Like a Ted Williams home run, pop culture's nostalgia-makers are going, back, back - way back, to a time before their target audience was even born. Swing dancing, '40s clothes and the revival of classic musicals on Broadway herald the new age in looking back.
And the series "Remember WENN," now in its fourth season, stands at the front line of the new '40s revolution.The series is written for the American Movie Classics basic-cable channel by composer and playwright Rupert Holmes, who also gave us the '70s hit "The Pina Colada Song" as well as the book, music and lyrics to "The Mystery of Edwin Drood," for which he won triple Tonys.

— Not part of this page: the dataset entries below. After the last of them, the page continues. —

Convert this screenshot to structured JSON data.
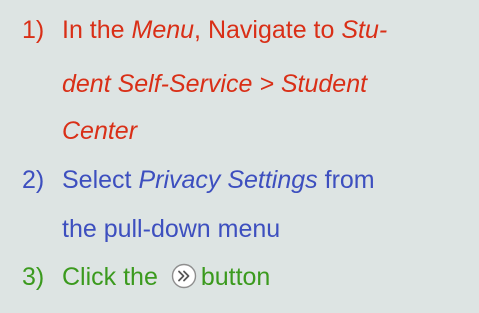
{
  "steps": [
    {
      "number": "1)",
      "color": "#d92f17",
      "text_a": "In the ",
      "menu": "Menu",
      "text_b": ", Navigate to ",
      "path_line1": "Stu-",
      "path_line2": "dent Self-Service > Student",
      "path_line3": "Center"
    },
    {
      "number": "2)",
      "color": "#3d4fbf",
      "text_a": "Select ",
      "option": "Privacy Settings",
      "text_b": " from",
      "line2": "the pull-down menu"
    },
    {
      "number": "3)",
      "color": "#3b9a1e",
      "text_a": "Click the ",
      "icon": "double-chevron-right-icon",
      "text_b": "button"
    }
  ]
}
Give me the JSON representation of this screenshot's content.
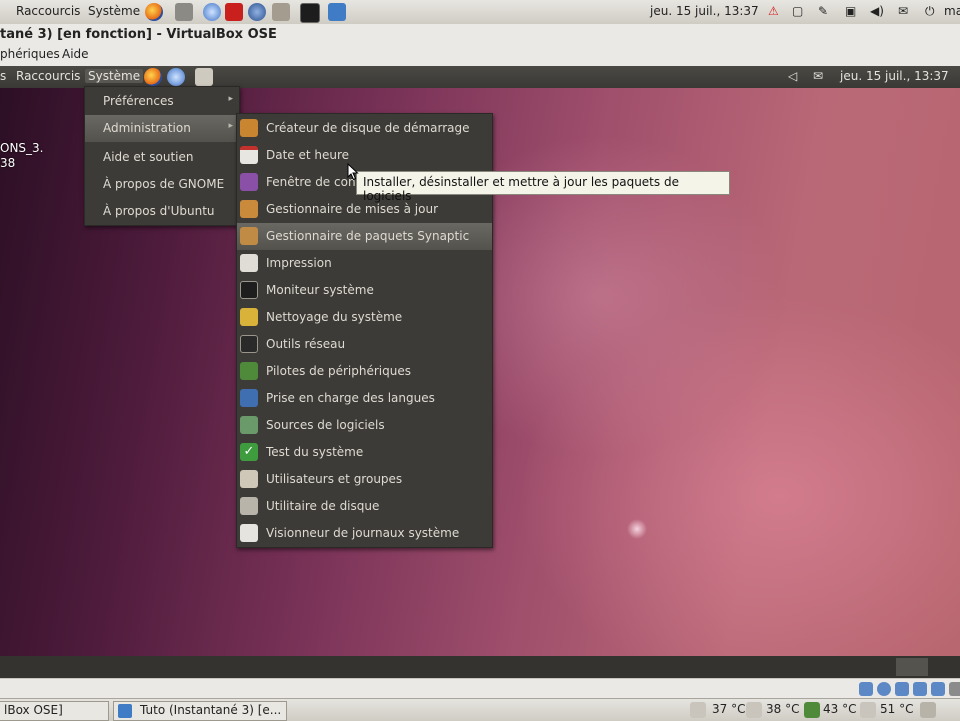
{
  "host_panel": {
    "menus": [
      "Raccourcis",
      "Système"
    ],
    "clock": "jeu. 15 juil., 13:37",
    "user": "ma"
  },
  "vbox_window": {
    "title": "tané 3) [en fonction] - VirtualBox OSE",
    "menus": [
      "phériques",
      "Aide"
    ]
  },
  "guest_panel": {
    "menus": [
      "s",
      "Raccourcis",
      "Système"
    ],
    "clock": "jeu. 15 juil., 13:37"
  },
  "desktop_icon": {
    "label_line1": "ONS_3.",
    "label_line2": "38"
  },
  "system_menu": {
    "items": [
      {
        "label": "Préférences",
        "submenu": true
      },
      {
        "label": "Administration",
        "submenu": true,
        "highlighted": true
      },
      {
        "label": "Aide et soutien"
      },
      {
        "label": "À propos de GNOME"
      },
      {
        "label": "À propos d'Ubuntu"
      }
    ]
  },
  "admin_menu": {
    "items": [
      {
        "label": "Créateur de disque de démarrage",
        "icon": "usb-disk-icon"
      },
      {
        "label": "Date et heure",
        "icon": "calendar-icon"
      },
      {
        "label": "Fenêtre de connexion",
        "icon": "login-window-icon"
      },
      {
        "label": "Gestionnaire de mises à jour",
        "icon": "update-manager-icon"
      },
      {
        "label": "Gestionnaire de paquets Synaptic",
        "icon": "package-icon",
        "highlighted": true
      },
      {
        "label": "Impression",
        "icon": "printer-icon"
      },
      {
        "label": "Moniteur système",
        "icon": "system-monitor-icon"
      },
      {
        "label": "Nettoyage du système",
        "icon": "broom-icon"
      },
      {
        "label": "Outils réseau",
        "icon": "network-tools-icon"
      },
      {
        "label": "Pilotes de périphériques",
        "icon": "driver-card-icon"
      },
      {
        "label": "Prise en charge des langues",
        "icon": "language-icon"
      },
      {
        "label": "Sources de logiciels",
        "icon": "software-sources-icon"
      },
      {
        "label": "Test du système",
        "icon": "checkmark-icon"
      },
      {
        "label": "Utilisateurs et groupes",
        "icon": "users-icon"
      },
      {
        "label": "Utilitaire de disque",
        "icon": "disk-utility-icon"
      },
      {
        "label": "Visionneur de journaux système",
        "icon": "log-viewer-icon"
      }
    ]
  },
  "tooltip": {
    "text": "Installer, désinstaller et mettre à jour les paquets de logiciels"
  },
  "host_taskbar": {
    "tasks": [
      "lBox OSE]",
      "Tuto (Instantané 3) [e..."
    ],
    "temps": [
      "37 °C",
      "38 °C",
      "43 °C",
      "51 °C"
    ]
  },
  "colors": {
    "menu_bg": "#3c3b37",
    "menu_text": "#dfdbd2",
    "highlight": "#5f5d57",
    "tooltip_bg": "#f5f4e9"
  }
}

"Remember WENN" follows the harried adventures of the actors, technicians and writers at radio-station WENN during the 1940s. And it gives Holmes a chance to write songs and incidental music reminiscent of the period - especially in the upcoming episode "The Follies of WENN," in which the entire cast sings and dances.
According to actor Hugh O'Gorman, who plays the radio station's romantic lead, Holmes' writing is what sets this series apart from modern sitcoms.
"Rupert's style of writing is not gag-oriented, and we're not going for the big punchline," said O'Gorman, who was in Utah recently to host a swing-dance with his "Remember WENN" co-star Amanda Naughton. "We don't have a live audience or a laugh track like some of the other shows do. The lines are funny, but we just have to trust that the people watching at home are laughing."
With double-entendres, physical comedy and rapid-fire puns and tongue-twisters, a lot of the humor in Remember WENN depends on the actors' timing and delivery.
"Everyone in the cast has been through major theater training programs," said O'Gorman, who has an MFA from the University of Washington. "The kind of stuff you do in classic theater lends itself to this kind of material."
However, classic theater cannot prepare an actor for the 14-hour work days and multiple takes - or the utlimate lack of control that come with TV. "Remember WENN" has an added challenge for stage actors because the scenes are shot like a feature film - out of sequence.
"When I'm on stage, it's like I'm a sprinter," Naughton said. "I only need to really concentrate for about three hours a night. In television or in film, you've got to take care of yourself all day. So in a lot of ways it's like being a long-distance runner."
O'Gorman agrees. "Stage is the actor's medium. It's a cathartic experience you go through from beginning to end each night. You mentally prepare, a lot like preparing for a game, and you perform for two hours; then it's over.
"Although I enjoy TV and film, it's like acting in vignettes."
Both actors also enjoy the control an actor has on stage as opposed to film. "Once the curtain goes up, the director's not there anymore and it's all the actors," said O'Gorman. "In film and TV, we're always at the mercy of the directors and their vision and also the editors and all the people who are putting this collage together. We're an important part of this collage, but it's . . . "
"You're really in charge of yourself on stage," interjected Naugh-ton. "When the director's gone, you're responsible for carrying the play. Working in film is more, like he said, a collage. and a collaborative thing to do. It's sort of weird that you could think your timing is just fabulous and know that it could all change in the editing process."
Naughton and O'Gorman, who often finish each other's sentences, actually met 11 years ago in Ithaca, N.Y., doing the Brecht/Veill musical "The Three-Penny Opera."
Both also have connections to theater in Salt Lake City. A few years ago, O'Gorman was cast in Pioneer Theater Company's "Taming of the Shrew" - but when AMC picked up the "WENN" seres, he had to quit the cast. Naughton came to the Capitol Theater that same year with the touring production of "The Secret Garden."
"Remember WENN" is starting to make waves. It won an Emmy for best costumes and was nominated for a Screen Actor's Guild award in the category of "best ensemble." And its dedicated fans have heated discussions on the Internet about everything from possible on-screen romances to the changes in makeup by Naughton's character.